Supreme Court Hands Ted Cruz A Massive Legal Victory

( In a 6-3 decision, the Supreme Court this week invalidated a provision of federal campaign finance law that limits the amount of money a candidate can be repaid for personal loans made to his campaign

In Federal Election Commission v. Cruz, Texas Senator Ted Cruz challenged Section 304 of the Bipartisan Campaign Reform Act of 2002 (AKA the McCain/Feingold Act) and the Federal Elections Commission’s (FEC) implementation of the statute which limits the dollar amount from campaign donations a candidate can use to pay back loans to $250,000.

During his 2018 reelection campaign for the Senate, Cruz had loaned his campaign committee $260,000 or $10,000 more than Section 304 permits him to be repaid using post-election donations. In short, Cruz loaned $260,000, but could only recoup $250,000, leaving him with a $10,000 loss.

The FEC argued that the $10,000 loss is “fairly traceable” only to the FEC regulation and not to the enabling statute, therefore Cruz and his campaign lacked Article III standing to challenge Section 304. The commission claimed that Cruz’s situation was “self-inflicted” because he chose to exceed the $250,000 cap.

But the Supreme Court rejected the FEC’s argument.

In his majority opinion, Chief Justice Roberts wrote that the Court has “never recognized a rule of this kind under Article III.” Instead, the Court makes it clear “that an injury resulting from the application or threatened application of an unlawful enactment remains fairly traceable to such application, even if the injury could be described in some sense as willingly incurred.”

Roberts wrote that the FEC failed to show that Section 304 “furthers a permissible anticorruption goal rather than the impermissible” goal of “simply limiting the amount of money in politics.”

Roberts wrote that while such proposals may have good intentions, the First Amendment “prohibits such attempts to tamper with the ‘right of citizens to choose who shall govern them.’”
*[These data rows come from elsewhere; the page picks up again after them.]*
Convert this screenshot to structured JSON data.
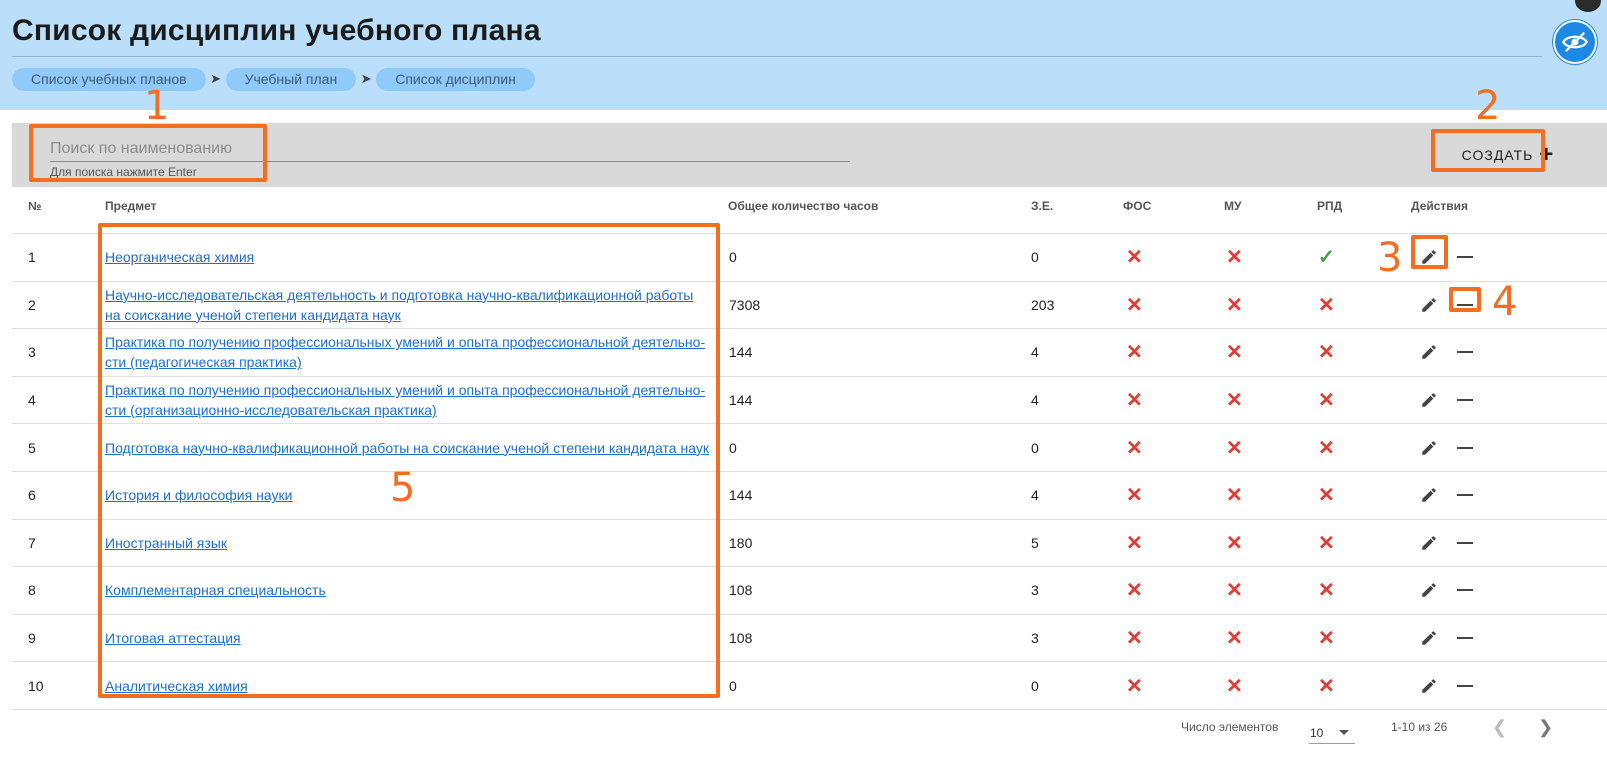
{
  "header": {
    "title": "Список дисциплин учебного плана",
    "breadcrumbs": [
      "Список учебных планов",
      "Учебный план",
      "Список дисциплин"
    ]
  },
  "search": {
    "placeholder": "Поиск по наименованию",
    "hint": "Для поиска нажмите Enter"
  },
  "toolbar": {
    "create_label": "СОЗДАТЬ"
  },
  "annotations": [
    "1",
    "2",
    "3",
    "4",
    "5"
  ],
  "table": {
    "columns": [
      "№",
      "Предмет",
      "Общее количество часов",
      "З.Е.",
      "ФОС",
      "МУ",
      "РПД",
      "Действия"
    ],
    "rows": [
      {
        "num": "1",
        "subject_1": "Неорганическая химия",
        "subject_2": "",
        "hours": "0",
        "ze": "0",
        "fos": "no",
        "mu": "no",
        "rpd": "yes"
      },
      {
        "num": "2",
        "subject_1": "Научно-исследовательская деятельность и подготовка научно-квалификационной работы",
        "subject_2": "на соискание ученой степени кандидата наук",
        "hours": "7308",
        "ze": "203",
        "fos": "no",
        "mu": "no",
        "rpd": "no"
      },
      {
        "num": "3",
        "subject_1": "Практика по получению профессиональных умений и опыта профессиональной деятельно-",
        "subject_2": "сти (педагогическая практика)",
        "hours": "144",
        "ze": "4",
        "fos": "no",
        "mu": "no",
        "rpd": "no"
      },
      {
        "num": "4",
        "subject_1": "Практика по получению профессиональных умений и опыта профессиональной деятельно-",
        "subject_2": "сти (организационно-исследовательская практика)",
        "hours": "144",
        "ze": "4",
        "fos": "no",
        "mu": "no",
        "rpd": "no"
      },
      {
        "num": "5",
        "subject_1": "Подготовка научно-квалификационной работы на соискание ученой степени кандидата наук",
        "subject_2": "",
        "hours": "0",
        "ze": "0",
        "fos": "no",
        "mu": "no",
        "rpd": "no"
      },
      {
        "num": "6",
        "subject_1": "История и философия науки",
        "subject_2": "",
        "hours": "144",
        "ze": "4",
        "fos": "no",
        "mu": "no",
        "rpd": "no"
      },
      {
        "num": "7",
        "subject_1": "Иностранный язык",
        "subject_2": "",
        "hours": "180",
        "ze": "5",
        "fos": "no",
        "mu": "no",
        "rpd": "no"
      },
      {
        "num": "8",
        "subject_1": "Комплементарная специальность",
        "subject_2": "",
        "hours": "108",
        "ze": "3",
        "fos": "no",
        "mu": "no",
        "rpd": "no"
      },
      {
        "num": "9",
        "subject_1": "Итоговая аттестация",
        "subject_2": "",
        "hours": "108",
        "ze": "3",
        "fos": "no",
        "mu": "no",
        "rpd": "no"
      },
      {
        "num": "10",
        "subject_1": "Аналитическая химия",
        "subject_2": "",
        "hours": "0",
        "ze": "0",
        "fos": "no",
        "mu": "no",
        "rpd": "no"
      }
    ]
  },
  "pagination": {
    "items_label": "Число элементов",
    "page_size": "10",
    "range": "1-10 из 26"
  },
  "icons": {
    "yes": "check-icon",
    "no": "cross-icon",
    "edit": "pencil-icon",
    "remove": "minus-icon",
    "accessibility": "eye-slash-icon"
  },
  "colors": {
    "header_bg": "#bbdefb",
    "crumb_bg": "#90caf9",
    "annotation": "#f26f21",
    "cross": "#e53935",
    "check": "#43a047",
    "link": "#1e6fd0"
  }
}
The Court clarified that Section 304 “abridges First Amendment rights” and “burdens political speech.” The Court also protected a plaintiff’s ability to challenge unlawful actions by the federal government.
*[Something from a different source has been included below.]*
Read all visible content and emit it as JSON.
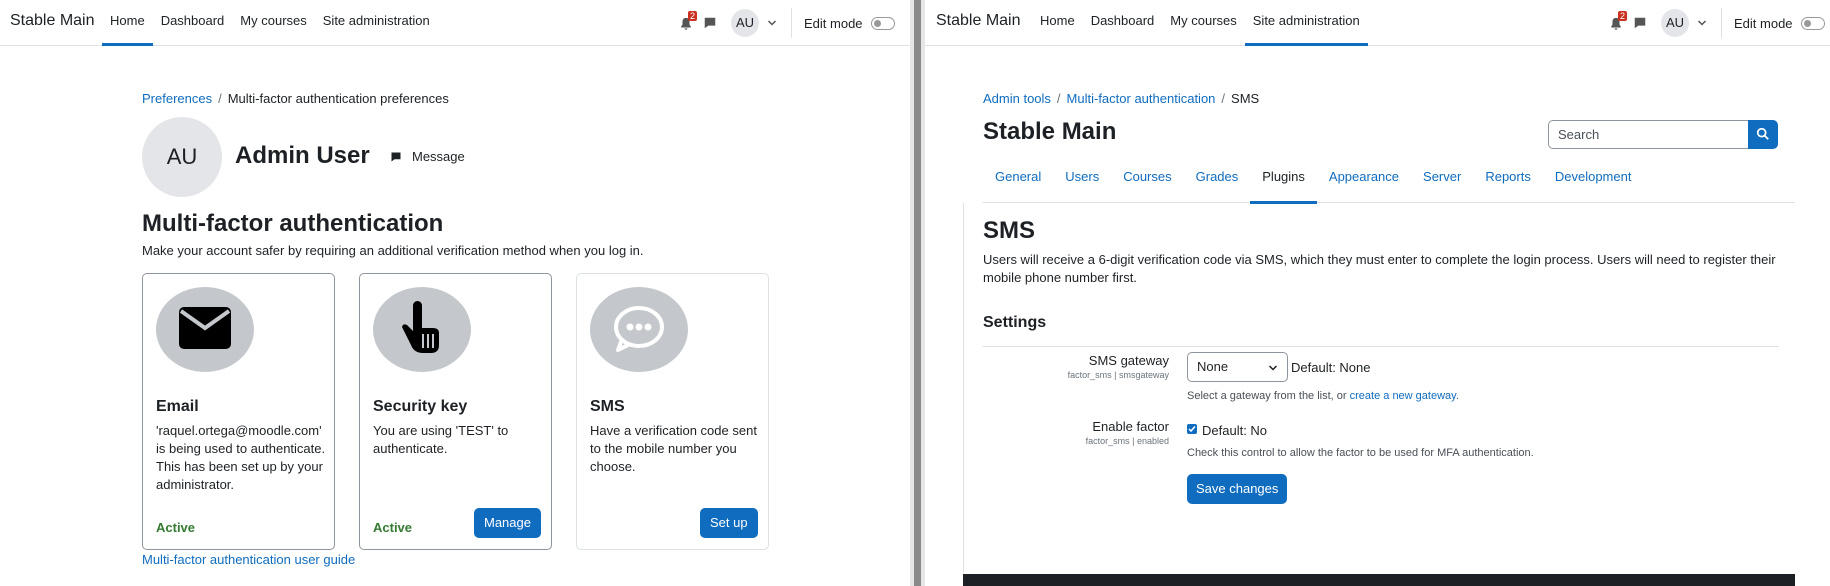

In the dissent, written by Justice Elena Kagan, the three opposing Justices (Kagan, Breyer, and Sotomayor) argued that allowing candidates to use post-election donations to pay back loans to campaigns heightens the “risk of corruption” opening the door for candidates to offer an “I’ll make you richer and you’ll make me richer” arrangement with donors.